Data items
□ □ □ □

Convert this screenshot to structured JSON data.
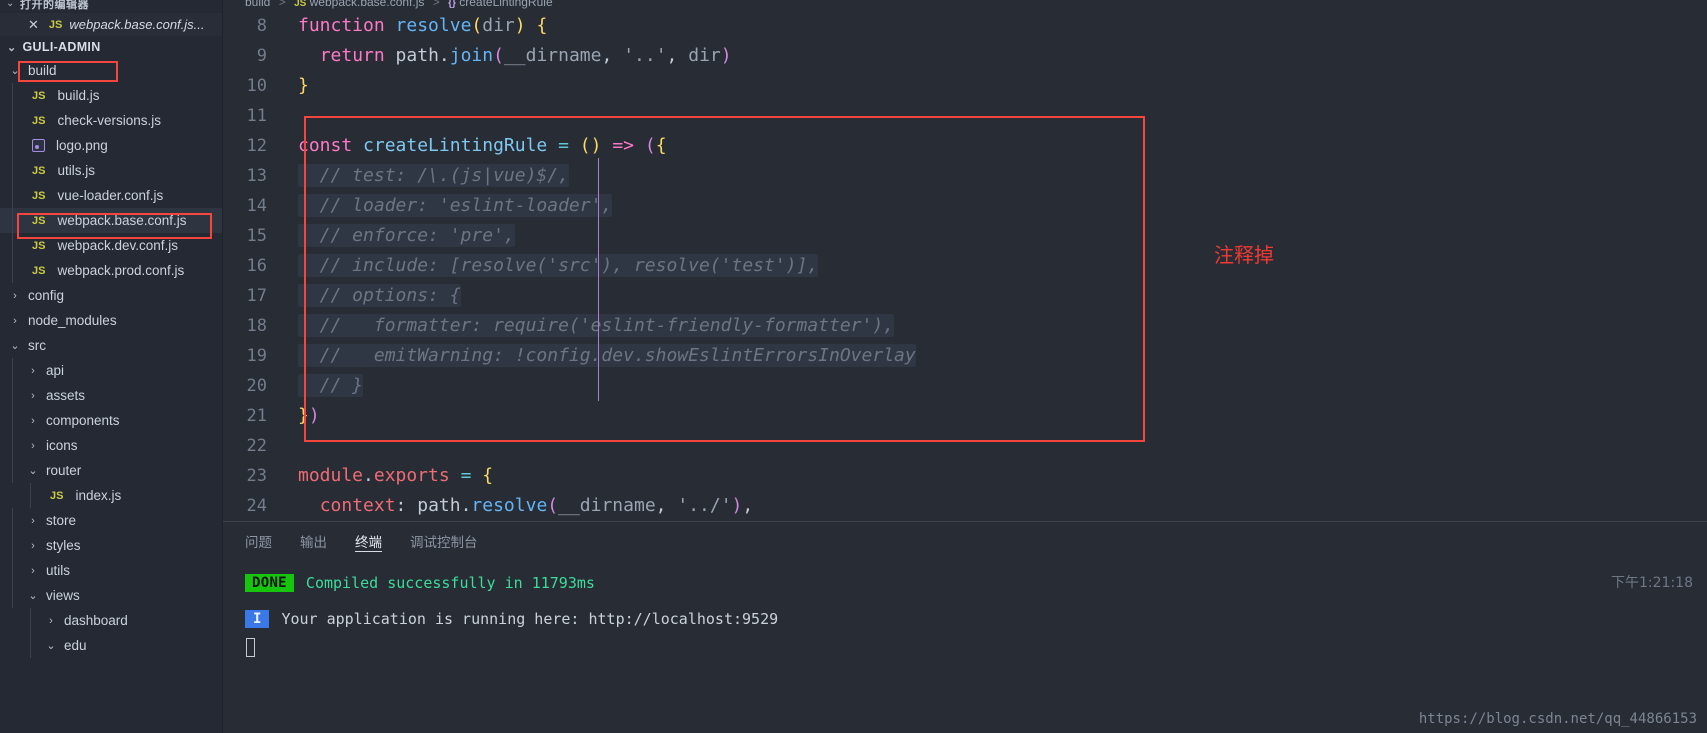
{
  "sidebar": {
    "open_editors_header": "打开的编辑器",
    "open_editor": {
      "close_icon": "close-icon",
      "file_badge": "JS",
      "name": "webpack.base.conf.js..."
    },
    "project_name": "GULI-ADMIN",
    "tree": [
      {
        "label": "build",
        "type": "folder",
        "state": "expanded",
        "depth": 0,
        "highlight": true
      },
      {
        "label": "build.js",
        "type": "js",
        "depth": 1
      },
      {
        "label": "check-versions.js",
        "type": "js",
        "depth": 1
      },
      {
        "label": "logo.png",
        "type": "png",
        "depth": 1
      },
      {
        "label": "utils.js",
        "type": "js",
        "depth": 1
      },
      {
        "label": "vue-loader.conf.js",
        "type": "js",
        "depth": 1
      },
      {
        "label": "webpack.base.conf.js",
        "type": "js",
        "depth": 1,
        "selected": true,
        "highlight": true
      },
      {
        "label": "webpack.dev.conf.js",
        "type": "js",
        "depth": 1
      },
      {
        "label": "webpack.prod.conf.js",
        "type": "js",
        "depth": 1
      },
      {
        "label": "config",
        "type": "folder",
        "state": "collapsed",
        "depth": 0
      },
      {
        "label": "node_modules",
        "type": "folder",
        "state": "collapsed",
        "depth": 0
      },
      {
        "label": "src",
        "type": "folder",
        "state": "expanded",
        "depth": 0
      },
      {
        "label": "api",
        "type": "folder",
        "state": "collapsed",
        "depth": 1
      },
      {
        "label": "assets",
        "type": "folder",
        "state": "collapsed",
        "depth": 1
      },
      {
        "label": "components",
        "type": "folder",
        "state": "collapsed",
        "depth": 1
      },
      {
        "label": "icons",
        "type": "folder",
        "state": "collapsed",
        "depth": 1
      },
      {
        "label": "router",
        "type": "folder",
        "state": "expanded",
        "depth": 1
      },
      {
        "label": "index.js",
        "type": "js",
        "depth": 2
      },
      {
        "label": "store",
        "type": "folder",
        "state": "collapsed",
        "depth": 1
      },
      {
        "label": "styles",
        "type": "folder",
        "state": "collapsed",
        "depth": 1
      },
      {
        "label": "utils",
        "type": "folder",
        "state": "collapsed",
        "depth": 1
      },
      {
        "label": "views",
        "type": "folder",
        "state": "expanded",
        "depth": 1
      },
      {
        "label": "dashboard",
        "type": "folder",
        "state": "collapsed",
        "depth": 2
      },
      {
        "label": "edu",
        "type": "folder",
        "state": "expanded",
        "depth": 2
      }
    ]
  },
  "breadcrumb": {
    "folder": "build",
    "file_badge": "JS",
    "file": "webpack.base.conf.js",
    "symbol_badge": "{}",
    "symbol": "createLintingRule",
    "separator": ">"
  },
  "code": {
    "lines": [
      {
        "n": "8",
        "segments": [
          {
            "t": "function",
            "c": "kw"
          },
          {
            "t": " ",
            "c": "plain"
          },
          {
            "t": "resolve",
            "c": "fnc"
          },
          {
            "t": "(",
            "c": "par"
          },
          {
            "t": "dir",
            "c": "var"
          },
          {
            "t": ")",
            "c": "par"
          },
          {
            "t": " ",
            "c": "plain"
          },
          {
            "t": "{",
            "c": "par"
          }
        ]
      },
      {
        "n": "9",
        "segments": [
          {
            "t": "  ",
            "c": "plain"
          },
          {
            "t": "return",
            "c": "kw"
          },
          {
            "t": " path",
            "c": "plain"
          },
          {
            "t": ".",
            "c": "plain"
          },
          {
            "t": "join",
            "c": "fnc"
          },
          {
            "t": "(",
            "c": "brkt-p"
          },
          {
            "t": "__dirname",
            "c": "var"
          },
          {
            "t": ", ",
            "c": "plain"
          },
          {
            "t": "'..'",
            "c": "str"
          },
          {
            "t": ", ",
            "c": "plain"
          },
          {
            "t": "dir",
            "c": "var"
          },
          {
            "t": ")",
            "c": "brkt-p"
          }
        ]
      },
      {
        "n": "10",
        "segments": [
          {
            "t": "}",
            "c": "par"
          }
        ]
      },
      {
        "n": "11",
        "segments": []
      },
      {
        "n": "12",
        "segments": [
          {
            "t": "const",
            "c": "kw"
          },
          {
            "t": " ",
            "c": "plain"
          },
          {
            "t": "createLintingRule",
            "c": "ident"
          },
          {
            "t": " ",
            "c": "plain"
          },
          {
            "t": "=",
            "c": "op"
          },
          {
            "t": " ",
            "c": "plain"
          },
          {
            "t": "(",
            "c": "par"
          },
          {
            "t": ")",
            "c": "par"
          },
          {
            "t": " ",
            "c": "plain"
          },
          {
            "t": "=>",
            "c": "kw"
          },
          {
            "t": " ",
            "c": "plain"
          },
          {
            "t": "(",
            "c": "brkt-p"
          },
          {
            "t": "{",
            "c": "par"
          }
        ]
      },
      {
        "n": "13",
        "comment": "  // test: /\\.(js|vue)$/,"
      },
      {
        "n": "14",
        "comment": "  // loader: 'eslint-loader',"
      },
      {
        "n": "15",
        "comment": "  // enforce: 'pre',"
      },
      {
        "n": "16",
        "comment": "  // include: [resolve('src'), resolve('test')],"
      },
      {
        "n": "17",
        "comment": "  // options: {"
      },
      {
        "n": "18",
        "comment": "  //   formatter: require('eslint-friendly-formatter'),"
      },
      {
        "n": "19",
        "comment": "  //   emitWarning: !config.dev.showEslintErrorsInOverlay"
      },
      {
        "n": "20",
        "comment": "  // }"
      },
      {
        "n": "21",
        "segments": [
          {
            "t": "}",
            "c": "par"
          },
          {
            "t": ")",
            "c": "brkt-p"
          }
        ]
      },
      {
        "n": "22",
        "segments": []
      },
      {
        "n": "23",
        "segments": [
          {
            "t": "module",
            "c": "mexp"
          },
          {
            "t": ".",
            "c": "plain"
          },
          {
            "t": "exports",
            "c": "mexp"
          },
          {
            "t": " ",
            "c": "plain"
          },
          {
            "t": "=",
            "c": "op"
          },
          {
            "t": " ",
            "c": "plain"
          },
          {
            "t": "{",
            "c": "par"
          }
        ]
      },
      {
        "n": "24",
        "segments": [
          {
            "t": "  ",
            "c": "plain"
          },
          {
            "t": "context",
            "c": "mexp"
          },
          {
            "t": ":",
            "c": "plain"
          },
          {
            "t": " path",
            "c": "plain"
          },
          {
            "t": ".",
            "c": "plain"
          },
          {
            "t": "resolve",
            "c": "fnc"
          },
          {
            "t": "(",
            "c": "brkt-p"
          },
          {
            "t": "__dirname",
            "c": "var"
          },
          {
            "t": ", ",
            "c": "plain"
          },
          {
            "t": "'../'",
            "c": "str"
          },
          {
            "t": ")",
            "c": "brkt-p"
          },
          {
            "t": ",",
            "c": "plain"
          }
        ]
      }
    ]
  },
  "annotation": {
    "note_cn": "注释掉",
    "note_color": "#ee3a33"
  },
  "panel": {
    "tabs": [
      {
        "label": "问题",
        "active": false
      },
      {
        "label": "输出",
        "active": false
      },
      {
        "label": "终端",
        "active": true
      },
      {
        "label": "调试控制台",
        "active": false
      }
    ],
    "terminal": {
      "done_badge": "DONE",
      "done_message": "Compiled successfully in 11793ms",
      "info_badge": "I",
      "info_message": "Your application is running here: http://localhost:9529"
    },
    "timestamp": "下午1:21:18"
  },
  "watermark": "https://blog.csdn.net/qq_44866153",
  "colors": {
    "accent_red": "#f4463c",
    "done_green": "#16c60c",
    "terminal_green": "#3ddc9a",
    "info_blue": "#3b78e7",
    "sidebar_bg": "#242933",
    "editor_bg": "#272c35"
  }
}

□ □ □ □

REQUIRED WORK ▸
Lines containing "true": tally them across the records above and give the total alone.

YOUR SOLUTION ▸
4